**INSTRUCTIONS TO FOLLOW**
Once the pictures are set aside, reproduce the entries below exactly.

Excerpts from an interface dataset

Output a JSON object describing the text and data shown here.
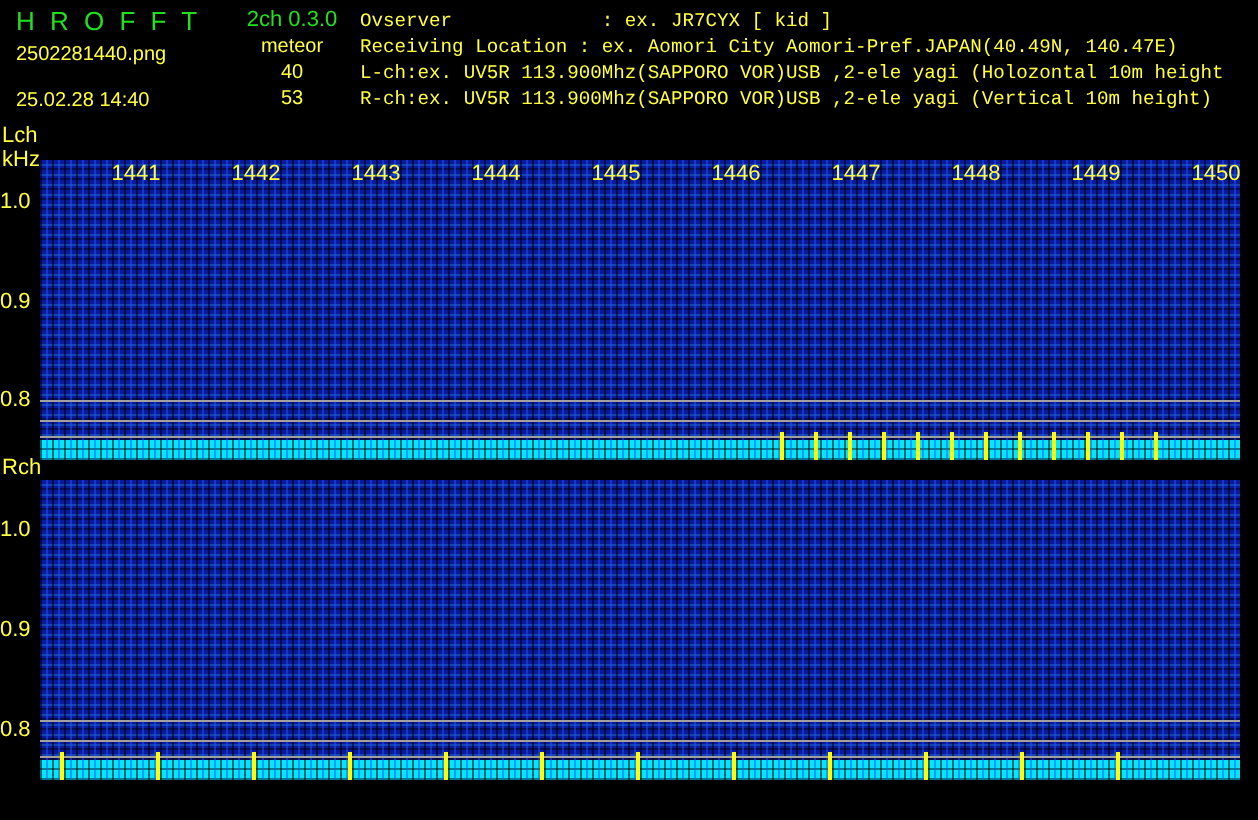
{
  "header": {
    "app_title": "H R O F F T",
    "version": "2ch 0.3.0",
    "filename": "2502281440.png",
    "timestamp": "25.02.28 14:40",
    "meteor_label": "meteor",
    "meteor_counts": [
      "40",
      "53"
    ],
    "info_lines": [
      "Ovserver             : ex. JR7CYX [ kid ]",
      "Receiving Location : ex. Aomori City Aomori-Pref.JAPAN(40.49N, 140.47E)",
      "L-ch:ex. UV5R 113.900Mhz(SAPPORO VOR)USB ,2-ele yagi (Holozontal 10m height",
      "R-ch:ex. UV5R 113.900Mhz(SAPPORO VOR)USB ,2-ele yagi (Vertical 10m height)"
    ]
  },
  "channels": [
    {
      "label": "Lch",
      "unit": "kHz",
      "time_labels": [
        "1441",
        "1442",
        "1443",
        "1444",
        "1445",
        "1446",
        "1447",
        "1448",
        "1449",
        "1450"
      ],
      "y_labels": [
        "1.0",
        "0.9",
        "0.8"
      ]
    },
    {
      "label": "Rch",
      "y_labels": [
        "1.0",
        "0.9",
        "0.8"
      ]
    }
  ]
}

**SOLUTION TO THE PROBLEM**
Output a JSON object describing the text and data shown here.
{
  "header": {
    "app_title": "H R O F F T",
    "version": "2ch 0.3.0",
    "filename": "2502281440.png",
    "timestamp": "25.02.28 14:40",
    "meteor_label": "meteor",
    "meteor_counts": [
      "40",
      "53"
    ],
    "info_lines": [
      "Ovserver             : ex. JR7CYX [ kid ]",
      "Receiving Location : ex. Aomori City Aomori-Pref.JAPAN(40.49N, 140.47E)",
      "L-ch:ex. UV5R 113.900Mhz(SAPPORO VOR)USB ,2-ele yagi (Holozontal 10m height",
      "R-ch:ex. UV5R 113.900Mhz(SAPPORO VOR)USB ,2-ele yagi (Vertical 10m height)"
    ]
  },
  "channels": [
    {
      "label": "Lch",
      "unit": "kHz",
      "time_labels": [
        "1441",
        "1442",
        "1443",
        "1444",
        "1445",
        "1446",
        "1447",
        "1448",
        "1449",
        "1450"
      ],
      "y_labels": [
        "1.0",
        "0.9",
        "0.8"
      ]
    },
    {
      "label": "Rch",
      "y_labels": [
        "1.0",
        "0.9",
        "0.8"
      ]
    }
  ]
}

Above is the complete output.